No Difference in Response to Nitrofurantoin with Reduced Kidney Function

Mild to moderate reductions in kidney function don’t alter the treatment failure rate of nitrofurantoin in older women with urinary tract infections, concludes a report in the Canadian Medical Association Journal.

Using Ontario health databases, the researchers identified a cohort of 9223 older women with reduced kidney function receiving one of four oral antibiotics commonly used for reduced urinary tract infections: nitrofurantoin, ciprofloxacin, norfloxacin, or trimethoprim/sulfamethoxazole (TMP-SMX). The women’s median age was 79 years and median estimated glomerular filtration rate (eGFR) 38 mL/min/1.73 m2.

Fourteen-day treatment failure rates were examined in terms of need for a second antibiotic or hospital encounter for urinary tract infection. The same outcomes were assessed in a cohort of 182,634 women with relatively high eGFR: median 69 mL/min/1.73 m2.

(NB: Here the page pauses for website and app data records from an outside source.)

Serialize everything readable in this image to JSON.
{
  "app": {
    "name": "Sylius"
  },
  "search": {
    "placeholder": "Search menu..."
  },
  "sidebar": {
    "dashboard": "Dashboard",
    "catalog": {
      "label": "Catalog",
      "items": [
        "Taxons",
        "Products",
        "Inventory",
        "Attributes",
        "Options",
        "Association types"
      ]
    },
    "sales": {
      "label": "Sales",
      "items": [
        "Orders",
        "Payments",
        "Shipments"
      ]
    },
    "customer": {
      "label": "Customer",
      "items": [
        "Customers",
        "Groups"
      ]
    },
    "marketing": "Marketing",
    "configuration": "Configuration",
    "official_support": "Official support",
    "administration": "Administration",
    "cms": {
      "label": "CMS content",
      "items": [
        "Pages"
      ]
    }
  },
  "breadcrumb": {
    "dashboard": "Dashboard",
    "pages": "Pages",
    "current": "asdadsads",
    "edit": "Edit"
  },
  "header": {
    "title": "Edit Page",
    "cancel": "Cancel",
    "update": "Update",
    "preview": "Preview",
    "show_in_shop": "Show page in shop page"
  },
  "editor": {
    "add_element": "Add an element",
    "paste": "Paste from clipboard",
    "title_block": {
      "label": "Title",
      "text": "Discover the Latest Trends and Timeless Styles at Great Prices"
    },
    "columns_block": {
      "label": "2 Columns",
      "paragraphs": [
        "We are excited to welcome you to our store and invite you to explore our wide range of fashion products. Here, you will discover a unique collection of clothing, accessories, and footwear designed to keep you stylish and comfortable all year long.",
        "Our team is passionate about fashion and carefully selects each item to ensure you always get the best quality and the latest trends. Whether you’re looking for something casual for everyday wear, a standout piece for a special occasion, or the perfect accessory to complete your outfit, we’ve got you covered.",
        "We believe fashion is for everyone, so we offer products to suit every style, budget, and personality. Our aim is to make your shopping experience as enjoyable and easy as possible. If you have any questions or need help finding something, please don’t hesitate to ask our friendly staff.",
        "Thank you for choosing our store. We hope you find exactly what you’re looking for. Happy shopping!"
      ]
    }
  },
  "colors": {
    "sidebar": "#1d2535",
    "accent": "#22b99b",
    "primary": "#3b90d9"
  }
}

Women receiving the four antibiotics had similar baseline characteristics. Among those with low eGFR, failure rates were significantly higher with nitrofurantoin compared to ciprofloxacin and norfloxacin (but not TMP-SMX).

However, analysis of the cohort with relatively high eGFR revealed a similar pattern of higher treatment failure rates with nitrofurantoin. Compared to nitrofurantoin, adjusted odds ratios for a second prescription with ciprofloxacin were 0.43 for women with lower kidney function and 0.50 for those with higher kidney function.

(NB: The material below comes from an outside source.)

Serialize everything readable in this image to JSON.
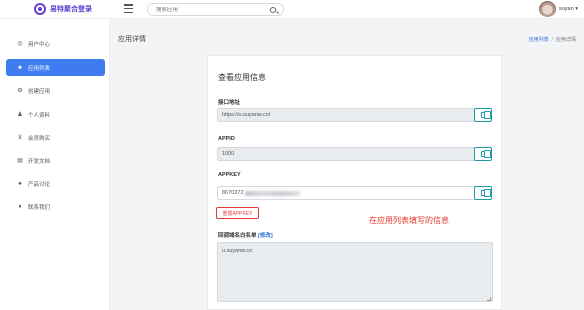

Previous reports have suggested subtherapeutic concentrations of nitrofurantoin in patients with reduced kidney function, leading to the suggestion that this antibiotic be avoided when the eGFR is less than 40 mL/min/1.73 m2. The new analysis finds no increase in the nitrofurantoin failure rate in older women with mild to moderate reductions in kidney function. Regardless of eGFR, treatment failure is more likely with nitrofurantoin than with other antibiotic choices [Singh N, et al: Kidney function and the use of nitrofurantoin to treat urinary tract infections in older women. CMAJ 2015. DOI:10.1503/cmaj.150067].